* What to do
Please find every line in the records below that contains the word "Reservoir", and copy it.

* Records excerpted from a collection

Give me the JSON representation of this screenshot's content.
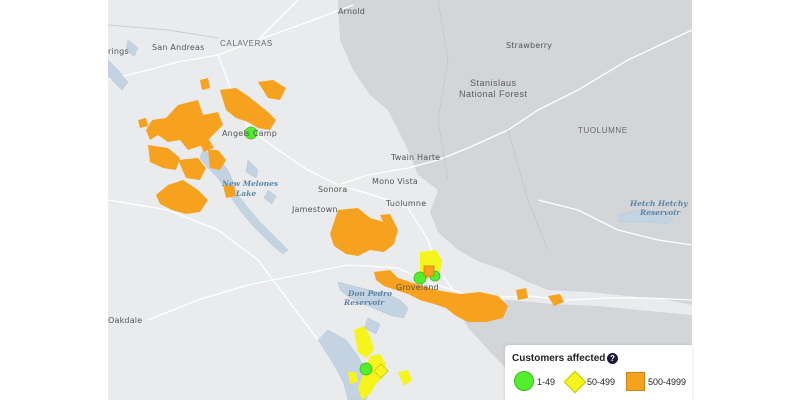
{
  "map": {
    "place_labels": {
      "arnold": "Arnold",
      "calaveras": "CALAVERAS",
      "san_andreas": "San Andreas",
      "rings_partial": "rings",
      "strawberry": "Strawberry",
      "stanislaus_line1": "Stanislaus",
      "stanislaus_line2": "National Forest",
      "tuolumne_county": "TUOLUMNE",
      "angels_camp": "Angels Camp",
      "twain_harte": "Twain Harte",
      "mono_vista": "Mono Vista",
      "sonora": "Sonora",
      "jamestown": "Jamestown",
      "tuolumne_town": "Tuolumne",
      "groveland": "Groveland",
      "oakdale": "Oakdale"
    },
    "water_labels": {
      "new_melones_1": "New Melones",
      "new_melones_2": "Lake",
      "hetch_hetchy_1": "Hetch Hetchy",
      "hetch_hetchy_2": "Reservoir",
      "don_pedro_1": "Don Pedro",
      "don_pedro_2": "Reservoir"
    }
  },
  "legend": {
    "title": "Customers affected",
    "help_icon": "?",
    "items": [
      {
        "label": "1-49",
        "symbol": "circle",
        "color": "#52ef2c"
      },
      {
        "label": "50-499",
        "symbol": "diamond",
        "color": "#f5f51c"
      },
      {
        "label": "500-4999",
        "symbol": "square",
        "color": "#f7a21e"
      }
    ]
  },
  "colors": {
    "land": "#e9ebed",
    "forest": "#d3d5d8",
    "water": "#c3d3e2",
    "outage_orange": "#f7a21e",
    "outage_yellow": "#f5f51c",
    "outage_green": "#52ef2c"
  }
}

* Answer space
      "hetch_hetchy_2": "Reservoir",
      "don_pedro_2": "Reservoir"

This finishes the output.